Ahh work, I knew there was a reason to go for that masters…I was not cut out for retail. I like people well enough, but to be all smiley and bubbly and friendly and repeat the same phrase a hundred times to a hundred different faces, well, it makes me want to spit. I am learning an immense amount about breasts however, principally that I am quite happy with mine. Oh, and that in spite of that they will actually get bigger. I do have to get pregnant first, that’s a bit of a downer, but apparently they don’t really look back after the first one. I am also now able to sing along to all of the pop hits, my repertoire of chatter on girly subjects has grown by leaps and bounds, and I am making friends, so on the whole as a life experience this is has been right up there. Still, I am more afraid of being questioned about nursing bras then I ever was to sneak into the Morrison hotel in the dead of night…a small character flaw when your fears involve underwear and not your physical safety. A wonder these genes ever made it as far as they did.

St Patrick’s

Hey ho, home early after a grand celebration, well, not so grand but good, very good, I’m quite happy at the moment…went out out to the Hamilton local, not the Bay Horse which is closer but rough, very rough, no, we walked all the way to ML3, it’s nice, quite nice. It was pouring down rain as we walked there, it came down in sheets across the street lights, lit up golden against the night sky and beautiful, and the wind blew mad against our backs and the trees sang above us and I was happy to be outside, happy to be walking, and I know it’s because I’m crazy, one day I’ll the man who finds that amazing even if I’m a stupid girl, and the world was beautiful and we sang nay, no, never, no never no more, will I be a wild rover…beautiful it was and we arrived in the torrent sopping wet, completely soaked, everyone stared at us and we laughed because life was in the process of being so well lived it was brilliant and I ran to the lady’s toilet and squeezed`the water from my hair so it wouldn’t keep running down my neck and soaking the top of my blouse and ran my fingers through it though fat lot of good it did, I just hoped for the best and figured that perhaps that fresh-out of the shower look was attractive to the occassional bystander because that’s exactly what I looked like, with the backs of my jean legs sopping and clinging lovingly to the backs of my calves and dripping to the floor…

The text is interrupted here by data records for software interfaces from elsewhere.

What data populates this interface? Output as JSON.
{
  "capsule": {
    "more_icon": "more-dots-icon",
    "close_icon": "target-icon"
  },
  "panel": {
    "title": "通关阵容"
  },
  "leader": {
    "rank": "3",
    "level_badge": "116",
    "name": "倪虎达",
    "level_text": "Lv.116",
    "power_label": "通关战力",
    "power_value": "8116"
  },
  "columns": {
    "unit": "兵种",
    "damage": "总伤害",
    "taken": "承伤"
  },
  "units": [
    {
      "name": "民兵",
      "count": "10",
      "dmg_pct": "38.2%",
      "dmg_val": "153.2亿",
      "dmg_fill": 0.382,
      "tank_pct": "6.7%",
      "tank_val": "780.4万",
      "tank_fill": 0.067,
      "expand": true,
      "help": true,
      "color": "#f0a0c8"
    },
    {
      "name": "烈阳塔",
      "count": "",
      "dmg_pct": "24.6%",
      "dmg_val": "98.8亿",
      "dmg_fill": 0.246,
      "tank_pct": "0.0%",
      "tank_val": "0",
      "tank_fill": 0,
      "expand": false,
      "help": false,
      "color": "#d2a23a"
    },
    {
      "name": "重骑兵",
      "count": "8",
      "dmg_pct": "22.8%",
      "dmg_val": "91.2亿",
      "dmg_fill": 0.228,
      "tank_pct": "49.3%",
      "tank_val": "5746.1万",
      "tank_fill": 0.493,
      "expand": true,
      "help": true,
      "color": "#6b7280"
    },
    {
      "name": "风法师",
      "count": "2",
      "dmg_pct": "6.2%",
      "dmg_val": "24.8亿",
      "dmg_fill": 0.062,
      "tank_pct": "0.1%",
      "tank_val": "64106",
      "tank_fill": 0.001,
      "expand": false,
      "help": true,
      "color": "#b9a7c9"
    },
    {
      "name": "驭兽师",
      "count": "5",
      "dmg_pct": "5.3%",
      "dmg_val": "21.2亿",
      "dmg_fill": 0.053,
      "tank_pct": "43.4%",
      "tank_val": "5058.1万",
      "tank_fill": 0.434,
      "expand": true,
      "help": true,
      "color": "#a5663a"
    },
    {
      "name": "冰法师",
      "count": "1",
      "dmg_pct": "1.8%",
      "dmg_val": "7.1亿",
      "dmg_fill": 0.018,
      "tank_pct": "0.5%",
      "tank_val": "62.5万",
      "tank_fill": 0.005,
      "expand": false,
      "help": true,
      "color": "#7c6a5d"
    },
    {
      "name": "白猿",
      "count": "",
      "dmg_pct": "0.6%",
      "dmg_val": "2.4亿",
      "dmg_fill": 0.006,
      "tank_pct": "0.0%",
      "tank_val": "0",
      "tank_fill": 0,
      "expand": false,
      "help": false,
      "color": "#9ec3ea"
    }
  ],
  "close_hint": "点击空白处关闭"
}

A few drinks, some brilliant indy tunes with a bit of Pink Floyd thrown randomly in, I could have done with a strong dose of the Pogues but it was not to be and it didn’t matter, I don’t know why I’m so happy today but I am, happy. Life is brilliant…